- [Exercise aim] Give the data again exactly as written, without any of its pictures.

-------

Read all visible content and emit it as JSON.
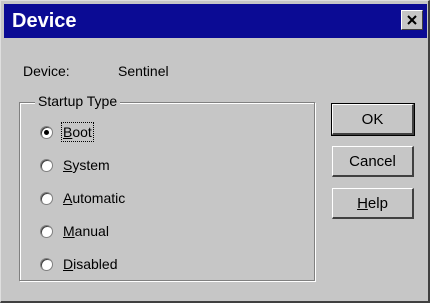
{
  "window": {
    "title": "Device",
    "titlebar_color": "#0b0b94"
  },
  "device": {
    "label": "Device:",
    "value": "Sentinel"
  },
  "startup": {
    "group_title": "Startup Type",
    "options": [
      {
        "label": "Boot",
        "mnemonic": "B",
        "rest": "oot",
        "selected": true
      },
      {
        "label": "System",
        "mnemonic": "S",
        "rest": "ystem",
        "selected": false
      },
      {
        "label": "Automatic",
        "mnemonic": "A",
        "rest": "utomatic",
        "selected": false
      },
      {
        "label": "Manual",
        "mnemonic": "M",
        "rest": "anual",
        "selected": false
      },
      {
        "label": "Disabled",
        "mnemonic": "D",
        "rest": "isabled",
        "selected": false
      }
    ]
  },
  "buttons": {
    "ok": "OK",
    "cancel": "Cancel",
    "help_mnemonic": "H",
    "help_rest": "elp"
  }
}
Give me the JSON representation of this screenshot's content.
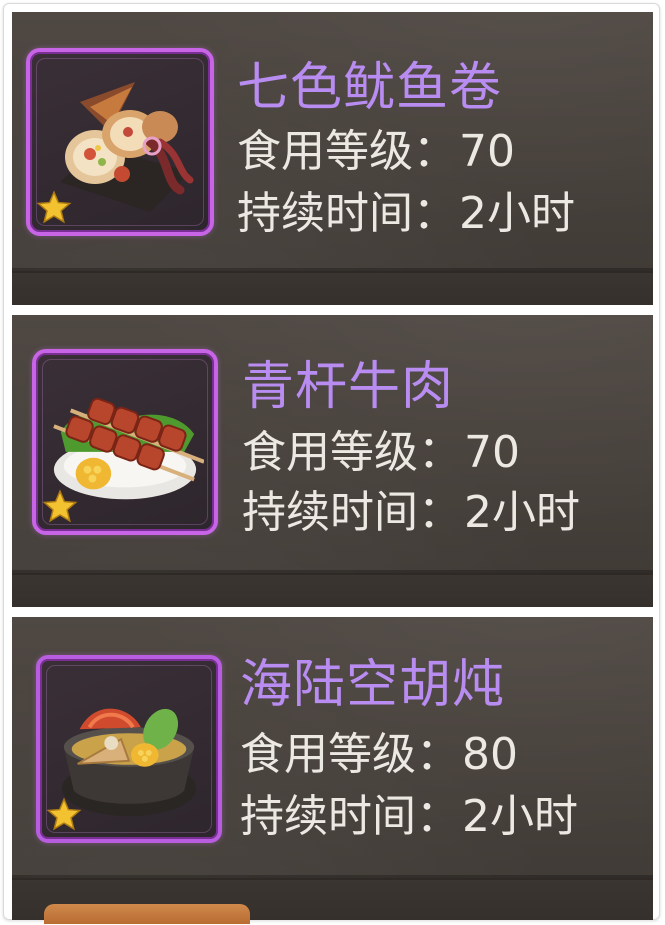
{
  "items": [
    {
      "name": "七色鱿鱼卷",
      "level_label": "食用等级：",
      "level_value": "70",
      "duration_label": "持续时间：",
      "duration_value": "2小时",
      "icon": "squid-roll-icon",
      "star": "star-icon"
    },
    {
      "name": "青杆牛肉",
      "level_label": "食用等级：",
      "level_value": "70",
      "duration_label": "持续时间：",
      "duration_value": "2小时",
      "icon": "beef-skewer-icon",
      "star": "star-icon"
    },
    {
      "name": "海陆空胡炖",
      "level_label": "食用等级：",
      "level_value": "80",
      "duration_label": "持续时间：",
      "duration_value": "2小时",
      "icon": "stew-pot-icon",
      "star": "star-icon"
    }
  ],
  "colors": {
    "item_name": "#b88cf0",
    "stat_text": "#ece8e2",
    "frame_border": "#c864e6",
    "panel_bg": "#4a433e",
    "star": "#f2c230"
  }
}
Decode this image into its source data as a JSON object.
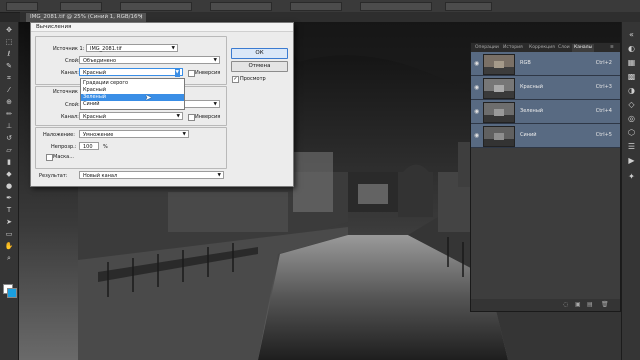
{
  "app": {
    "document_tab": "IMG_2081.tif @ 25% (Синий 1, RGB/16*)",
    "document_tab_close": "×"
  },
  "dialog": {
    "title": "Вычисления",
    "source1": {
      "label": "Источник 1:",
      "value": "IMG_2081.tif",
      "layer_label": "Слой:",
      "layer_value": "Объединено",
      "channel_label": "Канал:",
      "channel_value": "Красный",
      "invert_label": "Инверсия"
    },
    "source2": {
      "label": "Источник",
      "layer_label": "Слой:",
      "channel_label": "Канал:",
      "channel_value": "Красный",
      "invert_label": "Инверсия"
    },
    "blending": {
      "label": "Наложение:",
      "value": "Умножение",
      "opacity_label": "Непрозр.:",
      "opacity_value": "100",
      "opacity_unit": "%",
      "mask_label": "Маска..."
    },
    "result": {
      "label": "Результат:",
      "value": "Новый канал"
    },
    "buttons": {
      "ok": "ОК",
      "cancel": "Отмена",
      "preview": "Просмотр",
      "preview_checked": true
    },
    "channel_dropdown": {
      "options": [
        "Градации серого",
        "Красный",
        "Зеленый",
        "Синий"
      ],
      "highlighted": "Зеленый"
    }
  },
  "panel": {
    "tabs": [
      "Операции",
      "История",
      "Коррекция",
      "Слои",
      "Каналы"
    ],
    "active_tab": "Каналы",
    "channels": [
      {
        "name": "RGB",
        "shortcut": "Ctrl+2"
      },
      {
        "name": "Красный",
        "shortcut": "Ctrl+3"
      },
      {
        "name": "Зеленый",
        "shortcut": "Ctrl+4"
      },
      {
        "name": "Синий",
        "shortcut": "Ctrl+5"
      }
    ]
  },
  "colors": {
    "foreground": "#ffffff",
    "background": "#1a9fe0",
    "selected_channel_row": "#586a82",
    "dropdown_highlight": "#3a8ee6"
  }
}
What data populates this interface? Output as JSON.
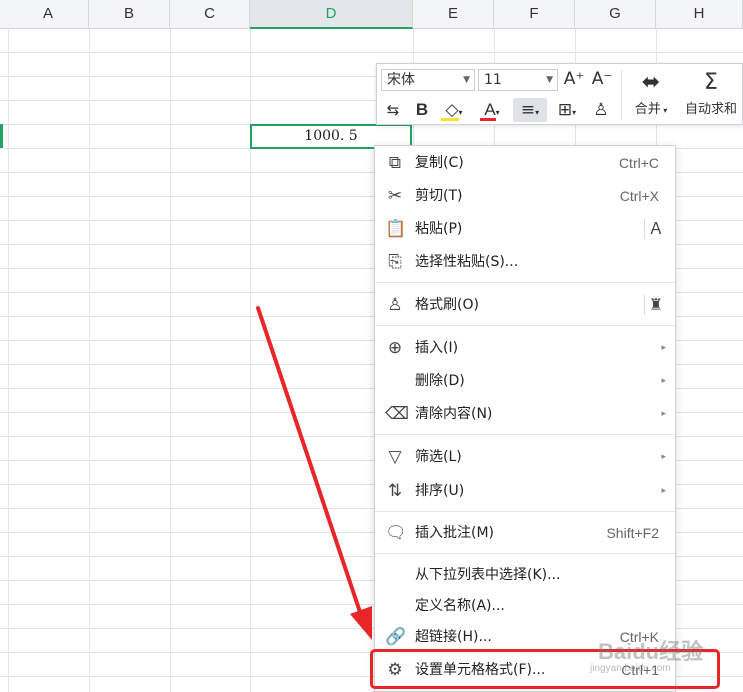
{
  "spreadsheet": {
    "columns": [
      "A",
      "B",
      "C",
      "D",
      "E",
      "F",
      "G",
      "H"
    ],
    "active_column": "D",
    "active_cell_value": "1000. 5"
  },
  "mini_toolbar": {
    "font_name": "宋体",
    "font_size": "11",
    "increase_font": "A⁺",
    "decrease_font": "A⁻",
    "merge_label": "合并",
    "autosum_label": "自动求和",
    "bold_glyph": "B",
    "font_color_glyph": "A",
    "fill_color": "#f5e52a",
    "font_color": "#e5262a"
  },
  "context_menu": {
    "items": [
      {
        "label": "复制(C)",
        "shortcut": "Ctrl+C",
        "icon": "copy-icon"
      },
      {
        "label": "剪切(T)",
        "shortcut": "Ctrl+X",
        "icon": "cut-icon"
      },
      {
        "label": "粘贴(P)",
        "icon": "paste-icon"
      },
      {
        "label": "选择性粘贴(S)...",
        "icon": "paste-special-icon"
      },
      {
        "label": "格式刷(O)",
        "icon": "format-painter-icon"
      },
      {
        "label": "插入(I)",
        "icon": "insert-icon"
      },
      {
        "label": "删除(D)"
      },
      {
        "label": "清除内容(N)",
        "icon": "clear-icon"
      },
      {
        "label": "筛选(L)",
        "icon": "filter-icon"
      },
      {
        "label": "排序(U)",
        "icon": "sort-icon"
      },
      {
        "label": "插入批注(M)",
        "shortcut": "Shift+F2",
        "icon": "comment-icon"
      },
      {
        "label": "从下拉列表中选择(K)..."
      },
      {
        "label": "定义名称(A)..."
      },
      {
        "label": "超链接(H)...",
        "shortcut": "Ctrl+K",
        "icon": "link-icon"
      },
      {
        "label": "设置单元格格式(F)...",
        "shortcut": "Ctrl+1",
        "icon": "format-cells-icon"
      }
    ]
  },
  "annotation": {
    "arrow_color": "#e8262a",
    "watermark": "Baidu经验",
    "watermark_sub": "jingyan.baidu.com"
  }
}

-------

- [Exercise result]
Read all visible content and emit it as JSON.
{
  "window": {
    "title": "Device",
    "titlebar_color": "#0b0b94"
  },
  "device": {
    "label": "Device:",
    "value": "Sentinel"
  },
  "startup": {
    "group_title": "Startup Type",
    "options": [
      {
        "label": "Boot",
        "mnemonic": "B",
        "rest": "oot",
        "selected": true
      },
      {
        "label": "System",
        "mnemonic": "S",
        "rest": "ystem",
        "selected": false
      },
      {
        "label": "Automatic",
        "mnemonic": "A",
        "rest": "utomatic",
        "selected": false
      },
      {
        "label": "Manual",
        "mnemonic": "M",
        "rest": "anual",
        "selected": false
      },
      {
        "label": "Disabled",
        "mnemonic": "D",
        "rest": "isabled",
        "selected": false
      }
    ]
  },
  "buttons": {
    "ok": "OK",
    "cancel": "Cancel",
    "help_mnemonic": "H",
    "help_rest": "elp"
  }
}
Give me the JSON representation of this screenshot's content.
{
  "items": [
    {
      "name": "七色鱿鱼卷",
      "level_label": "食用等级：",
      "level_value": "70",
      "duration_label": "持续时间：",
      "duration_value": "2小时",
      "icon": "squid-roll-icon",
      "star": "star-icon"
    },
    {
      "name": "青杆牛肉",
      "level_label": "食用等级：",
      "level_value": "70",
      "duration_label": "持续时间：",
      "duration_value": "2小时",
      "icon": "beef-skewer-icon",
      "star": "star-icon"
    },
    {
      "name": "海陆空胡炖",
      "level_label": "食用等级：",
      "level_value": "80",
      "duration_label": "持续时间：",
      "duration_value": "2小时",
      "icon": "stew-pot-icon",
      "star": "star-icon"
    }
  ],
  "colors": {
    "item_name": "#b88cf0",
    "stat_text": "#ece8e2",
    "frame_border": "#c864e6",
    "panel_bg": "#4a433e",
    "star": "#f2c230"
  }
}
Decode this image into its source data as a JSON object.
{
  "app": {
    "document_tab": "IMG_2081.tif @ 25% (Синий 1, RGB/16*)",
    "document_tab_close": "×"
  },
  "dialog": {
    "title": "Вычисления",
    "source1": {
      "label": "Источник 1:",
      "value": "IMG_2081.tif",
      "layer_label": "Слой:",
      "layer_value": "Объединено",
      "channel_label": "Канал:",
      "channel_value": "Красный",
      "invert_label": "Инверсия"
    },
    "source2": {
      "label": "Источник",
      "layer_label": "Слой:",
      "channel_label": "Канал:",
      "channel_value": "Красный",
      "invert_label": "Инверсия"
    },
    "blending": {
      "label": "Наложение:",
      "value": "Умножение",
      "opacity_label": "Непрозр.:",
      "opacity_value": "100",
      "opacity_unit": "%",
      "mask_label": "Маска..."
    },
    "result": {
      "label": "Результат:",
      "value": "Новый канал"
    },
    "buttons": {
      "ok": "ОК",
      "cancel": "Отмена",
      "preview": "Просмотр",
      "preview_checked": true
    },
    "channel_dropdown": {
      "options": [
        "Градации серого",
        "Красный",
        "Зеленый",
        "Синий"
      ],
      "highlighted": "Зеленый"
    }
  },
  "panel": {
    "tabs": [
      "Операции",
      "История",
      "Коррекция",
      "Слои",
      "Каналы"
    ],
    "active_tab": "Каналы",
    "channels": [
      {
        "name": "RGB",
        "shortcut": "Ctrl+2"
      },
      {
        "name": "Красный",
        "shortcut": "Ctrl+3"
      },
      {
        "name": "Зеленый",
        "shortcut": "Ctrl+4"
      },
      {
        "name": "Синий",
        "shortcut": "Ctrl+5"
      }
    ]
  },
  "colors": {
    "foreground": "#ffffff",
    "background": "#1a9fe0",
    "selected_channel_row": "#586a82",
    "dropdown_highlight": "#3a8ee6"
  }
}
What data populates this interface? Output as JSON.
{
  "spreadsheet": {
    "columns": [
      "A",
      "B",
      "C",
      "D",
      "E",
      "F",
      "G",
      "H"
    ],
    "active_column": "D",
    "active_cell_value": "1000. 5"
  },
  "mini_toolbar": {
    "font_name": "宋体",
    "font_size": "11",
    "increase_font": "A⁺",
    "decrease_font": "A⁻",
    "merge_label": "合并",
    "autosum_label": "自动求和",
    "bold_glyph": "B",
    "font_color_glyph": "A",
    "fill_color": "#f5e52a",
    "font_color": "#e5262a"
  },
  "context_menu": {
    "items": [
      {
        "label": "复制(C)",
        "shortcut": "Ctrl+C",
        "icon": "copy-icon"
      },
      {
        "label": "剪切(T)",
        "shortcut": "Ctrl+X",
        "icon": "cut-icon"
      },
      {
        "label": "粘贴(P)",
        "icon": "paste-icon"
      },
      {
        "label": "选择性粘贴(S)...",
        "icon": "paste-special-icon"
      },
      {
        "label": "格式刷(O)",
        "icon": "format-painter-icon"
      },
      {
        "label": "插入(I)",
        "icon": "insert-icon"
      },
      {
        "label": "删除(D)"
      },
      {
        "label": "清除内容(N)",
        "icon": "clear-icon"
      },
      {
        "label": "筛选(L)",
        "icon": "filter-icon"
      },
      {
        "label": "排序(U)",
        "icon": "sort-icon"
      },
      {
        "label": "插入批注(M)",
        "shortcut": "Shift+F2",
        "icon": "comment-icon"
      },
      {
        "label": "从下拉列表中选择(K)..."
      },
      {
        "label": "定义名称(A)..."
      },
      {
        "label": "超链接(H)...",
        "shortcut": "Ctrl+K",
        "icon": "link-icon"
      },
      {
        "label": "设置单元格格式(F)...",
        "shortcut": "Ctrl+1",
        "icon": "format-cells-icon"
      }
    ]
  },
  "annotation": {
    "arrow_color": "#e8262a",
    "watermark": "Baidu经验",
    "watermark_sub": "jingyan.baidu.com"
  }
}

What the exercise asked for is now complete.